Only the connections between us need fixing!

Zsolt Hermann
2 min readJun 24, 2020

The single most important issue we face in society is fixing the relationships, interconnections between individuals and nations.

While we are all fully interconnected, moreover integrated on multiple levels, and now we exist in a totally interdependent world — like being locked on the same sinking boat — we still try to use the inevitable global connections for egotistic, selfish purposes, succeeding and surviving at each other’s expense.

And this kind of attitude relationship makes us behave exactly like cancer.

This is why we can’t solve the mounting global problems, this is why each of our “solutions” just makes everything worse, this is why we are also at war with Nature and sleepwalk towards seemingly inevitable doom.

We have to correct, upgrade the interconnections between us by copying into Human society the perfect, mutually responsible and mutually complementing interconnections, cooperation that is prevalent in Nature’s integral system. Only such connections can safeguard the crucially important balance and homeostasis life and optimal development depend on — like in between the cells and organs of our own bodies.

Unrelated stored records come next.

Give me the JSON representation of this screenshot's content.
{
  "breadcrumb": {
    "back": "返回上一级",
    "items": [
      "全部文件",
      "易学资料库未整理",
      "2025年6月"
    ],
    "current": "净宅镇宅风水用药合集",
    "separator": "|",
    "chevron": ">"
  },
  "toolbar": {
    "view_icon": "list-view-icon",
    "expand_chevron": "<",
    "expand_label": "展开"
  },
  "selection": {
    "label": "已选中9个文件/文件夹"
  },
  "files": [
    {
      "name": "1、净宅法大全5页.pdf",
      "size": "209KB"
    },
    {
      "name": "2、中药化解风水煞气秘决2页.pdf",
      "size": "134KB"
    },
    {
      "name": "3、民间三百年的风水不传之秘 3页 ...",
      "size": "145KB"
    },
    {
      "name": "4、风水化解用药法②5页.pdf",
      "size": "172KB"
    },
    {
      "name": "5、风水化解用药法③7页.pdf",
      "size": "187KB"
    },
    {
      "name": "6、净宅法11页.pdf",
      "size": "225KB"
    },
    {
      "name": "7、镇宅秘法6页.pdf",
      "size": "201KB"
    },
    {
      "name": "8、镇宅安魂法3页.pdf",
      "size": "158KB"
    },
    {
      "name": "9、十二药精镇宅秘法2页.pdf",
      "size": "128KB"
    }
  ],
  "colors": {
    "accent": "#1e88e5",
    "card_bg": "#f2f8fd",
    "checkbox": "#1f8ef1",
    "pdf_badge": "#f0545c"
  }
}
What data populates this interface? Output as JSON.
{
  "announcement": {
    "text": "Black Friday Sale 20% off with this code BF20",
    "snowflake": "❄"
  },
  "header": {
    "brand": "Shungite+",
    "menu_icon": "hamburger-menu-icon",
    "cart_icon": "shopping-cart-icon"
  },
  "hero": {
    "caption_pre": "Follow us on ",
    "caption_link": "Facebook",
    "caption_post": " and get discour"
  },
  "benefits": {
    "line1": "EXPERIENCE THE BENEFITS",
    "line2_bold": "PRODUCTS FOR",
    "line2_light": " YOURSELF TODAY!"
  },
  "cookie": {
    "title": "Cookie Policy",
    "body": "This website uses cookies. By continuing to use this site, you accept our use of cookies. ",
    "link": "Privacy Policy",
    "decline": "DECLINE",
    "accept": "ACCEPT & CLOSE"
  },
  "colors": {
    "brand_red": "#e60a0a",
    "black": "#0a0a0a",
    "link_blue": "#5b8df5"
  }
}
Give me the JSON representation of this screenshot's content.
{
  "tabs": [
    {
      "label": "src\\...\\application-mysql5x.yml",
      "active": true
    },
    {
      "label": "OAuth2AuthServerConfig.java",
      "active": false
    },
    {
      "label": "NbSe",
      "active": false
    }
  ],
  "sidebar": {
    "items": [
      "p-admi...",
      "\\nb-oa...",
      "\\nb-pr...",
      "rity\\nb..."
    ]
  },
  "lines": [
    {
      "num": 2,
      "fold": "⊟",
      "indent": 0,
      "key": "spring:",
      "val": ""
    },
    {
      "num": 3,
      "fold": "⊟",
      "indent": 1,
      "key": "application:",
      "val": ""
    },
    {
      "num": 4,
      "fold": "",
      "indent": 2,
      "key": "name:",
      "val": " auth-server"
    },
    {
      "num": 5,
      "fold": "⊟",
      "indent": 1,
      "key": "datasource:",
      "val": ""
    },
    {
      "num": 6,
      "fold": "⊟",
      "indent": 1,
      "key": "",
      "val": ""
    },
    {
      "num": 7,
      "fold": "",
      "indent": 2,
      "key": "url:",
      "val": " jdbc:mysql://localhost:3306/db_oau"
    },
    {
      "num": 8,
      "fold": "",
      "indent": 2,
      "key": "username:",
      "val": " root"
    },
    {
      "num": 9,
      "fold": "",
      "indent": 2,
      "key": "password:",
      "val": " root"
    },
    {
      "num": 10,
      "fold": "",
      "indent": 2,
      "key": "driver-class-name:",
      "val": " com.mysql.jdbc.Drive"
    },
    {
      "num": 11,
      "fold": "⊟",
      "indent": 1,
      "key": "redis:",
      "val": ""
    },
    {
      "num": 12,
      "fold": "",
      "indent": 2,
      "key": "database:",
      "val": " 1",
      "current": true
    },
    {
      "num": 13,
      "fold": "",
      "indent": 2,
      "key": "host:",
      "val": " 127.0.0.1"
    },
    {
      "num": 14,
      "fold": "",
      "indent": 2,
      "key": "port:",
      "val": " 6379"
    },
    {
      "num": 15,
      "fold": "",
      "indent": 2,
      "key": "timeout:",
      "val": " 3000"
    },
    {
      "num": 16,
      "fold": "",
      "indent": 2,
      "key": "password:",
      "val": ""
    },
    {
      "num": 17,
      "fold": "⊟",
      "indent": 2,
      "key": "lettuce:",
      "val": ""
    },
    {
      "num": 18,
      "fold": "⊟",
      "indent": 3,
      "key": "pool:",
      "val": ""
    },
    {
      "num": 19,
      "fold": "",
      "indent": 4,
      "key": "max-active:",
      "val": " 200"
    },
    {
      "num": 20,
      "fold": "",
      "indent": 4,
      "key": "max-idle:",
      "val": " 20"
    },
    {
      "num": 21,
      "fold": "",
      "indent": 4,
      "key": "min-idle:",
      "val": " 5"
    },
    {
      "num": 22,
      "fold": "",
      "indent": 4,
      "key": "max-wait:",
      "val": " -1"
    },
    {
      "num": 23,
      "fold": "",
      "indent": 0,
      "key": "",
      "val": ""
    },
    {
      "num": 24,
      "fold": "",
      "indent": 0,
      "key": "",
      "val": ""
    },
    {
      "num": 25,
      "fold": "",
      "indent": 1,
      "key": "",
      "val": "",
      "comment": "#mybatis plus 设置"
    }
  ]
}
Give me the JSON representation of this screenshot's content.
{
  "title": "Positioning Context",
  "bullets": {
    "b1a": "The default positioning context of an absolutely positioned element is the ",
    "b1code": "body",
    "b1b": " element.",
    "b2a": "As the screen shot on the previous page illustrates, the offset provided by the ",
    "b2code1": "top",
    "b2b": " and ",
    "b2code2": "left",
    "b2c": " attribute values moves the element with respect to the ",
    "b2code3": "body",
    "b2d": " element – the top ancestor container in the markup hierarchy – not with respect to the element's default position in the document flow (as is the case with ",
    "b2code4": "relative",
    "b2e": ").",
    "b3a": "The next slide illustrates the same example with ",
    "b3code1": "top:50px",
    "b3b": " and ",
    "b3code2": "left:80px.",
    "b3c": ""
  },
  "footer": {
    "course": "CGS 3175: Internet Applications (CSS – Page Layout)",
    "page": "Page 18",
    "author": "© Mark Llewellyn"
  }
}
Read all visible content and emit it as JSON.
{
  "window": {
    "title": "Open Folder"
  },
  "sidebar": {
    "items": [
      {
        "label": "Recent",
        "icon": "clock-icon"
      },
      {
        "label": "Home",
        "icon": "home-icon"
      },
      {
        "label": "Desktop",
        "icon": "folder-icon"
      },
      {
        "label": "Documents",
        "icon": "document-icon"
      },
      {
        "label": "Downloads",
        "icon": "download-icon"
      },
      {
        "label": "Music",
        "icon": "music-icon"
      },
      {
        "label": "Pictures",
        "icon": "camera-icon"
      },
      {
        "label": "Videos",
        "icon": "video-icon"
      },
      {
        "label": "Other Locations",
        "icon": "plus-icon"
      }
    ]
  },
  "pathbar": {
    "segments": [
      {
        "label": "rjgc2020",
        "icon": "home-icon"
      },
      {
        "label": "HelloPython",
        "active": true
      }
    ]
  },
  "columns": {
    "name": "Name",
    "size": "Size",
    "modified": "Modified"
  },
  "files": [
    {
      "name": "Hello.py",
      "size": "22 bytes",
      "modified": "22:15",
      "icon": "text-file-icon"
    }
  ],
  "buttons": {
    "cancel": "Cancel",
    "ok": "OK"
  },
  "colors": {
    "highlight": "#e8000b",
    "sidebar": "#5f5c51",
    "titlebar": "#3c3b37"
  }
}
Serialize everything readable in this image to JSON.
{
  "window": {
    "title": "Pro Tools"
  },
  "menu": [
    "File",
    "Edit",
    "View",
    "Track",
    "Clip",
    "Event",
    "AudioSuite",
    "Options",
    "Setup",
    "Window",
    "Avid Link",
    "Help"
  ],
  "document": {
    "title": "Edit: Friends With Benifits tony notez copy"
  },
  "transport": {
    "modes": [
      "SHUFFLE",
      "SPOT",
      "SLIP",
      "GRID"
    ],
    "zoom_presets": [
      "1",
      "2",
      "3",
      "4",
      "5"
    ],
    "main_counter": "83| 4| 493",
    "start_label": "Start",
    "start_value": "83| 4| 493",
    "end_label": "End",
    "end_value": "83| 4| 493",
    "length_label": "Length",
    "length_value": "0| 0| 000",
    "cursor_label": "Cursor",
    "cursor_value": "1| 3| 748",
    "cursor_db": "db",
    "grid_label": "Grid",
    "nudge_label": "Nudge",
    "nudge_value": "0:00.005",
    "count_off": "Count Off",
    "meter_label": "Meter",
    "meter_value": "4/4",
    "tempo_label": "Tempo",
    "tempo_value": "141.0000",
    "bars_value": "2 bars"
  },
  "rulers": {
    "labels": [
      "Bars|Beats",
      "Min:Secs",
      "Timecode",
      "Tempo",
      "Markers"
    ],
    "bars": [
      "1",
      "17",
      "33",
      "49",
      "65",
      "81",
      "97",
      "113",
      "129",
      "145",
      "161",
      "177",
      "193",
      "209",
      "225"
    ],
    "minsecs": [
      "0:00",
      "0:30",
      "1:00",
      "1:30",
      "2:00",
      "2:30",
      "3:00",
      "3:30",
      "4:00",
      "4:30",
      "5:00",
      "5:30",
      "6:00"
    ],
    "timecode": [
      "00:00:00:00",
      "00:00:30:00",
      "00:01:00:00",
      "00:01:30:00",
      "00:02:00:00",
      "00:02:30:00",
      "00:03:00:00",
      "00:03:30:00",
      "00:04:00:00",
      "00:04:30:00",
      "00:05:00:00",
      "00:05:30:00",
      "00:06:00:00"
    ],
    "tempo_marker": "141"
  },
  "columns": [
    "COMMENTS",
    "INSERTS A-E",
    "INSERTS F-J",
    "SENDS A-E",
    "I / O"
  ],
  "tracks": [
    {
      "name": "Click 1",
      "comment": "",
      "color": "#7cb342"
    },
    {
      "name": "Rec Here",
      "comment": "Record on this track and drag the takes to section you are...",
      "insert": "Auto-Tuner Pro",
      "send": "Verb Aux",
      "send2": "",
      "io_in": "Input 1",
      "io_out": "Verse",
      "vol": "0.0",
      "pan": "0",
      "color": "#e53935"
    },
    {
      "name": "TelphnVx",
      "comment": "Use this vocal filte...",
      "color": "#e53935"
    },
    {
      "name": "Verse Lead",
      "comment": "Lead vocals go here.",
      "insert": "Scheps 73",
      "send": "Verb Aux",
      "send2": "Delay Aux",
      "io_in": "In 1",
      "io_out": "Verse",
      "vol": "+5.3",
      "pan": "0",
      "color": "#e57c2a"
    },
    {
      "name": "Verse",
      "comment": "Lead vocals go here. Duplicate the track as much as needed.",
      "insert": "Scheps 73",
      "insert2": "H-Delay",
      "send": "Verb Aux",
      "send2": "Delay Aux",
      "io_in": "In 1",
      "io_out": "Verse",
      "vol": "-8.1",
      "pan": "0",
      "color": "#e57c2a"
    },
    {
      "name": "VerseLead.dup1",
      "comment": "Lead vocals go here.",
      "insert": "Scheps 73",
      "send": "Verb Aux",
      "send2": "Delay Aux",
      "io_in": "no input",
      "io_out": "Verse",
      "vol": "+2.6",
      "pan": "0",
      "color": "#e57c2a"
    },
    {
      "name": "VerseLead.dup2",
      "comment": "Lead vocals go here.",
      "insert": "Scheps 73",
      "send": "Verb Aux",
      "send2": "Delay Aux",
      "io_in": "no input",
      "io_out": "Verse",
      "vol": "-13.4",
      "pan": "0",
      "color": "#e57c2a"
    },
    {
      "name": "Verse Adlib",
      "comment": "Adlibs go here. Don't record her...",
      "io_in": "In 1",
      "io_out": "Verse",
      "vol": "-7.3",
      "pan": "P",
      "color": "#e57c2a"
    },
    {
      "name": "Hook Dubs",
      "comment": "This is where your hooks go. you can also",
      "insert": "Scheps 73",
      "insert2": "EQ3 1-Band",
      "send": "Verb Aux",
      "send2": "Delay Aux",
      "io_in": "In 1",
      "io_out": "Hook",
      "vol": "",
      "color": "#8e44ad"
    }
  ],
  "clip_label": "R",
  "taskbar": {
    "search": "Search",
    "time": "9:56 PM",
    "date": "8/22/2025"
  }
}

If we learned how to build Natural integration in Human societies above and against our inherent tendencies, instinctive urges, we could achieve an unprecedented integration with nature through the acquired similarity with it.

And the fact that we have to achieve this above and against our egos gives us the unparalleled Human ability to consciously research, observe and justify nature’s perfection “from within” while still holding onto an individual, objective viewpoint.

And through the integration between us and into Nature we would become able to tangibly, realistically sense Nature’s “circle of life”, a state of consciousness, perception of reality that is beyond, unlimited by the egocentric, subjective limitations of time, space ad physical motion.



Zsolt Hermann

I am a Hungarian-born Orthopedic surgeon presently living in New Zealand, with a profound interest in how mutually integrated living systems work.